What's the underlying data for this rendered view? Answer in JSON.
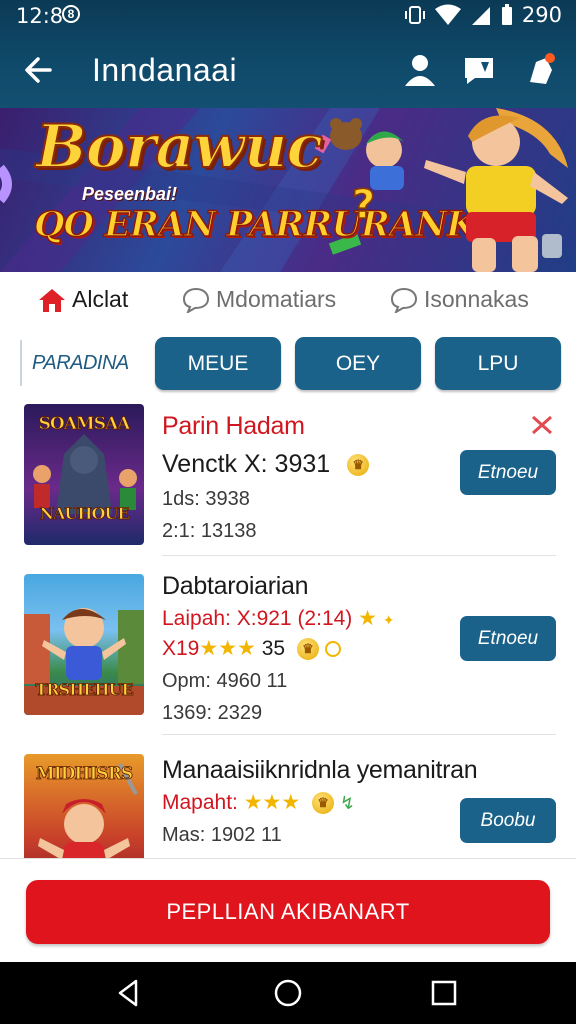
{
  "status_bar": {
    "time": "12:8",
    "notif_icon": "notification-icon",
    "battery_text": "290",
    "icons": [
      "vibrate-icon",
      "wifi-icon",
      "signal-icon",
      "battery-icon"
    ]
  },
  "app_bar": {
    "title": "Inndanaai",
    "actions": [
      "profile-icon",
      "message-icon",
      "notification-bell-icon"
    ]
  },
  "banner": {
    "title": "Borawuc",
    "small_text": "Peseenbai!",
    "subtitle": "QO ERAN PARRURANKA!"
  },
  "tabs": [
    {
      "label": "Alclat",
      "icon": "home-icon",
      "active": true
    },
    {
      "label": "Mdomatiars",
      "icon": "chat-icon",
      "active": false
    },
    {
      "label": "Isonnakas",
      "icon": "chat-icon",
      "active": false
    }
  ],
  "categories": {
    "label": "PARADINA",
    "buttons": [
      "MEUE",
      "OEY",
      "LPU"
    ]
  },
  "items": [
    {
      "thumb_top": "SOAMSAA",
      "thumb_bottom": "NAUHOUE",
      "title": "Parin Hadam",
      "line2": "Venctk X: 3931",
      "line3": "1ds: 3938",
      "line4": "2:1: 13138",
      "button": "Etnoeu"
    },
    {
      "thumb_top": "",
      "thumb_bottom": "TRSHEHUE",
      "title": "Dabtaroiarian",
      "line2": "Laipah: X:921 (2:14)",
      "line3": "X19",
      "line3_suffix": "35",
      "line4": "Opm: 4960  11",
      "line5": "1369: 2329",
      "button": "Etnoeu"
    },
    {
      "thumb_top": "MIDHISRS",
      "thumb_bottom": "",
      "title": "Manaaisiiknridnla yemanitran",
      "line2": "Mapaht:",
      "line3": "Mas: 1902  11",
      "button": "Boobu"
    }
  ],
  "cta": {
    "label": "PEPLLIAN AKIBANART"
  },
  "nav": [
    "back-nav-icon",
    "home-nav-icon",
    "recents-nav-icon"
  ]
}
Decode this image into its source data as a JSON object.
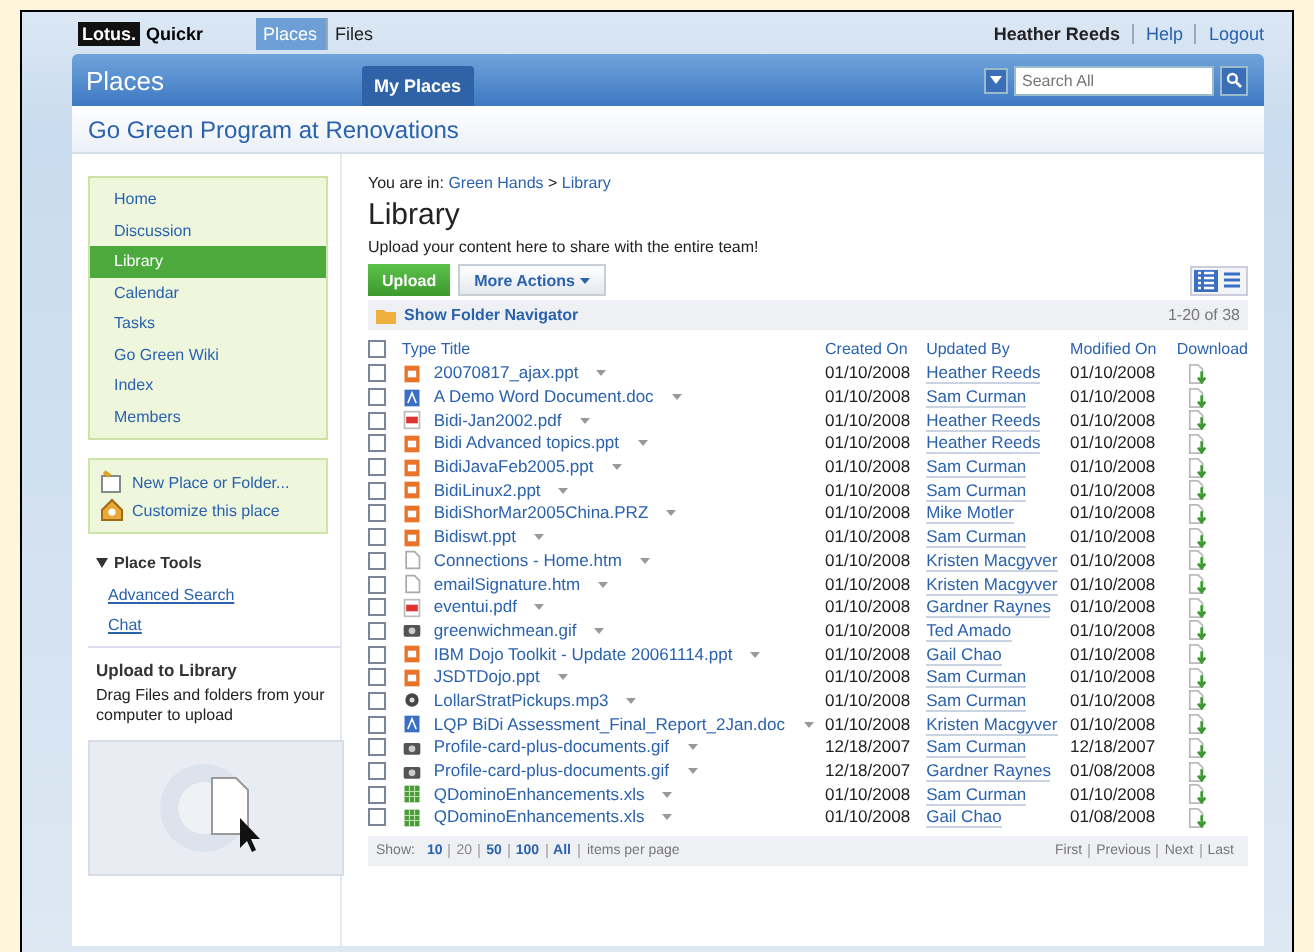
{
  "top_bar": {
    "logo_badge": "Lotus.",
    "logo_text": "Quickr",
    "nav": [
      {
        "label": "Places",
        "selected": true
      },
      {
        "label": "Files",
        "selected": false
      }
    ],
    "user": "Heather Reeds",
    "links": [
      "Help",
      "Logout"
    ]
  },
  "header": {
    "title": "Places",
    "tab": "My Places",
    "search": {
      "placeholder": "Search All"
    }
  },
  "place_title": "Go Green Program at Renovations",
  "sidebar": {
    "items": [
      {
        "label": "Home",
        "selected": false
      },
      {
        "label": "Discussion",
        "selected": false
      },
      {
        "label": "Library",
        "selected": true
      },
      {
        "label": "Calendar",
        "selected": false
      },
      {
        "label": "Tasks",
        "selected": false
      },
      {
        "label": "Go Green Wiki",
        "selected": false
      },
      {
        "label": "Index",
        "selected": false
      },
      {
        "label": "Members",
        "selected": false
      }
    ],
    "actions": [
      {
        "label": "New Place or Folder...",
        "kind": "folder"
      },
      {
        "label": "Customize this place",
        "kind": "customize"
      }
    ],
    "tools": {
      "title": "Place Tools",
      "expanded": true,
      "links": [
        "Advanced Search",
        "Chat"
      ]
    },
    "upload": {
      "title": "Upload to Library",
      "text": "Drag Files and folders from your computer to upload"
    }
  },
  "breadcrumb": {
    "prefix": "You are in:",
    "links": [
      "Green Hands",
      "Library"
    ],
    "separator": ">"
  },
  "library": {
    "title": "Library",
    "description": "Upload your content here to share with the entire team!",
    "buttons": [
      "Upload",
      "More Actions"
    ],
    "views": [
      {
        "kind": "details",
        "selected": true
      },
      {
        "kind": "list",
        "selected": false
      }
    ],
    "folder_navigator": "Show Folder Navigator",
    "count": "1-20 of 38",
    "select_all_checked": false,
    "columns": [
      "Type",
      "Title",
      "Created On",
      "Updated By",
      "Modified On",
      "Download"
    ],
    "rows": [
      {
        "kind": "ppt",
        "title": "20070817_ajax.ppt",
        "created": "01/10/2008",
        "updated_by": "Heather Reeds",
        "modified": "01/10/2008",
        "checked": false
      },
      {
        "kind": "doc",
        "title": "A Demo Word Document.doc",
        "created": "01/10/2008",
        "updated_by": "Sam Curman",
        "modified": "01/10/2008",
        "checked": false
      },
      {
        "kind": "pdf",
        "title": "Bidi-Jan2002.pdf",
        "created": "01/10/2008",
        "updated_by": "Heather Reeds",
        "modified": "01/10/2008",
        "checked": false
      },
      {
        "kind": "ppt",
        "title": "Bidi Advanced topics.ppt",
        "created": "01/10/2008",
        "updated_by": "Heather Reeds",
        "modified": "01/10/2008",
        "checked": false
      },
      {
        "kind": "ppt",
        "title": "BidiJavaFeb2005.ppt",
        "created": "01/10/2008",
        "updated_by": "Sam Curman",
        "modified": "01/10/2008",
        "checked": false
      },
      {
        "kind": "ppt",
        "title": "BidiLinux2.ppt",
        "created": "01/10/2008",
        "updated_by": "Sam Curman",
        "modified": "01/10/2008",
        "checked": false
      },
      {
        "kind": "ppt",
        "title": "BidiShorMar2005China.PRZ",
        "created": "01/10/2008",
        "updated_by": "Mike Motler",
        "modified": "01/10/2008",
        "checked": false
      },
      {
        "kind": "ppt",
        "title": "Bidiswt.ppt",
        "created": "01/10/2008",
        "updated_by": "Sam Curman",
        "modified": "01/10/2008",
        "checked": false
      },
      {
        "kind": "htm",
        "title": "Connections - Home.htm",
        "created": "01/10/2008",
        "updated_by": "Kristen Macgyver",
        "modified": "01/10/2008",
        "checked": false
      },
      {
        "kind": "htm",
        "title": "emailSignature.htm",
        "created": "01/10/2008",
        "updated_by": "Kristen Macgyver",
        "modified": "01/10/2008",
        "checked": false
      },
      {
        "kind": "pdf",
        "title": "eventui.pdf",
        "created": "01/10/2008",
        "updated_by": "Gardner Raynes",
        "modified": "01/10/2008",
        "checked": false
      },
      {
        "kind": "gif",
        "title": "greenwichmean.gif",
        "created": "01/10/2008",
        "updated_by": "Ted Amado",
        "modified": "01/10/2008",
        "checked": false
      },
      {
        "kind": "ppt",
        "title": "IBM Dojo Toolkit - Update 20061114.ppt",
        "created": "01/10/2008",
        "updated_by": "Gail Chao",
        "modified": "01/10/2008",
        "checked": false
      },
      {
        "kind": "ppt",
        "title": "JSDTDojo.ppt",
        "created": "01/10/2008",
        "updated_by": "Sam Curman",
        "modified": "01/10/2008",
        "checked": false
      },
      {
        "kind": "mp3",
        "title": "LollarStratPickups.mp3",
        "created": "01/10/2008",
        "updated_by": "Sam Curman",
        "modified": "01/10/2008",
        "checked": false
      },
      {
        "kind": "doc",
        "title": "LQP BiDi Assessment_Final_Report_2Jan.doc",
        "created": "01/10/2008",
        "updated_by": "Kristen Macgyver",
        "modified": "01/10/2008",
        "checked": false
      },
      {
        "kind": "gif",
        "title": "Profile-card-plus-documents.gif",
        "created": "12/18/2007",
        "updated_by": "Sam Curman",
        "modified": "12/18/2007",
        "checked": false
      },
      {
        "kind": "gif",
        "title": "Profile-card-plus-documents.gif",
        "created": "12/18/2007",
        "updated_by": "Gardner Raynes",
        "modified": "01/08/2008",
        "checked": false
      },
      {
        "kind": "xls",
        "title": "QDominoEnhancements.xls",
        "created": "01/10/2008",
        "updated_by": "Sam Curman",
        "modified": "01/10/2008",
        "checked": false
      },
      {
        "kind": "xls",
        "title": "QDominoEnhancements.xls",
        "created": "01/10/2008",
        "updated_by": "Gail Chao",
        "modified": "01/08/2008",
        "checked": false
      }
    ],
    "pager": {
      "show_label": "Show:",
      "sizes": [
        {
          "label": "10",
          "selected": false
        },
        {
          "label": "20",
          "selected": true
        },
        {
          "label": "50",
          "selected": false
        },
        {
          "label": "100",
          "selected": false
        },
        {
          "label": "All",
          "selected": false
        }
      ],
      "suffix": "items per page",
      "nav": [
        "First",
        "Previous",
        "Next",
        "Last"
      ]
    }
  }
}
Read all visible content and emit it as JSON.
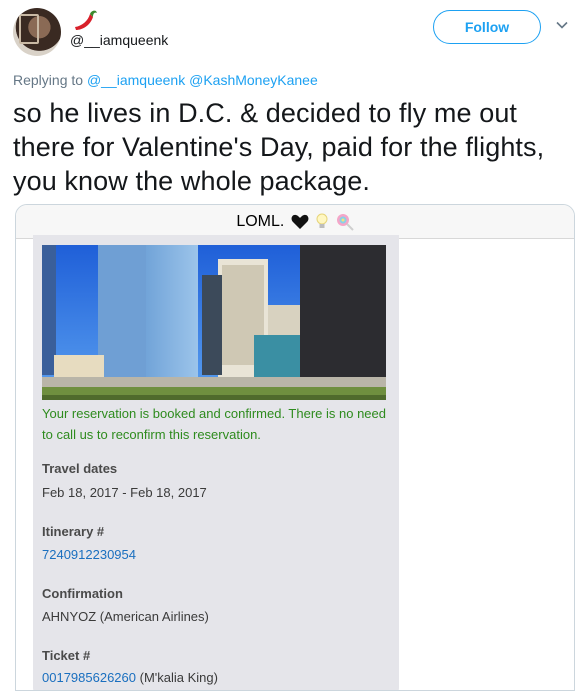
{
  "header": {
    "handle": "@__iamqueenk",
    "follow_label": "Follow"
  },
  "reply": {
    "prefix": "Replying to",
    "mention1": "@__iamqueenk",
    "mention2": "@KashMoneyKanee"
  },
  "tweet": {
    "text": "so he lives in D.C. & decided to fly me out there for Valentine's Day, paid for the flights, you know the whole package."
  },
  "media": {
    "contact_name": "LOML.",
    "confirmation_text": "Your reservation is booked and confirmed. There is no need to call us to reconfirm this reservation.",
    "travel_dates_label": "Travel dates",
    "travel_dates_value": "Feb 18, 2017 - Feb 18, 2017",
    "itinerary_label": "Itinerary #",
    "itinerary_value": "7240912230954",
    "confirmation_label": "Confirmation",
    "confirmation_value": "AHNYOZ (American Airlines)",
    "ticket_label": "Ticket #",
    "ticket_number": "0017985626260",
    "ticket_name": " (M'kalia King)"
  },
  "colors": {
    "accent": "#1da1f2",
    "confirm_green": "#2e8b1e",
    "link_blue": "#1a6fbf"
  }
}
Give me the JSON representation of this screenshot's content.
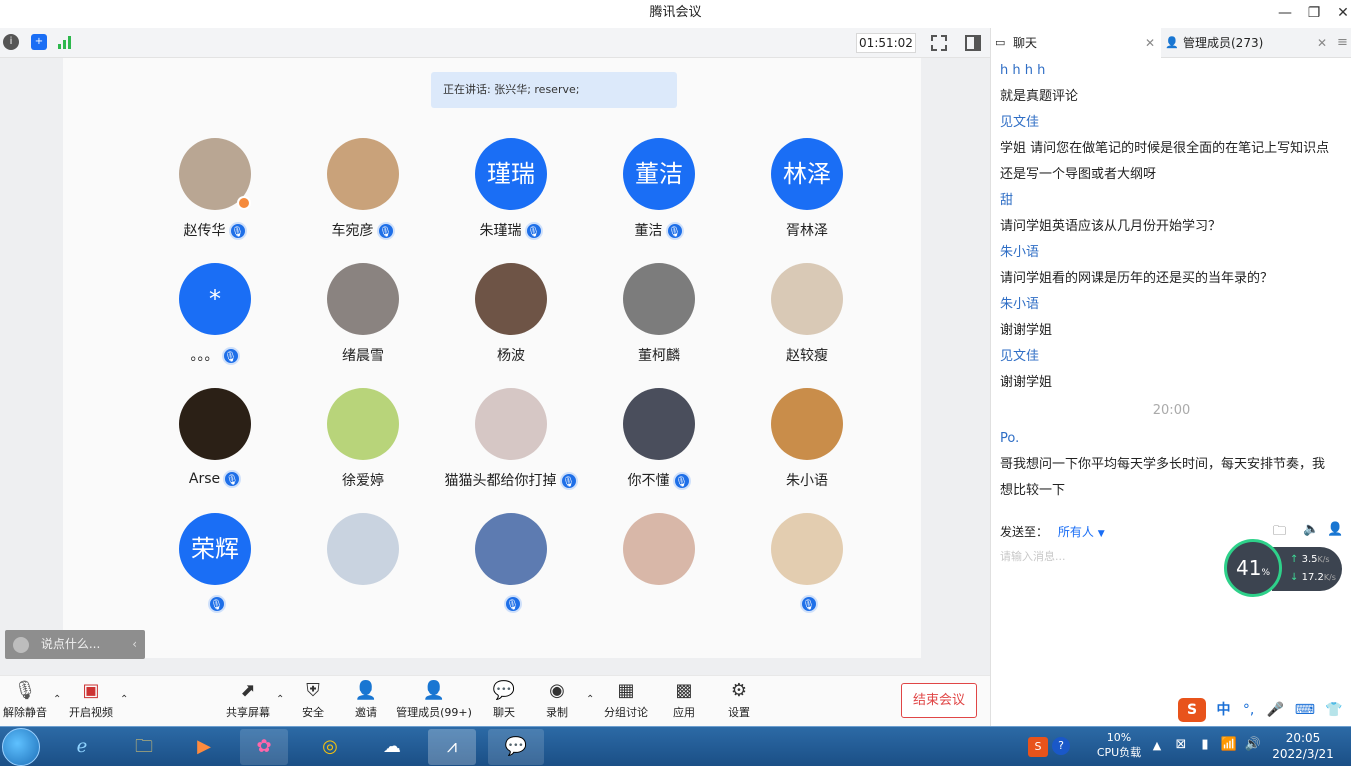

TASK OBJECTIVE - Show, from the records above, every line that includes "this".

SOLVED EXERCISE -
What's the underlying data for this rendered view? Answer in JSON.
Decode this image into its source data as a JSON object.
        "label": "Customize this place",
    "confirmation_text": "Your reservation is booked and confirmed. There is no need to call us to reconfirm this reservation.",
Give me the JSON representation of this screenshot's content.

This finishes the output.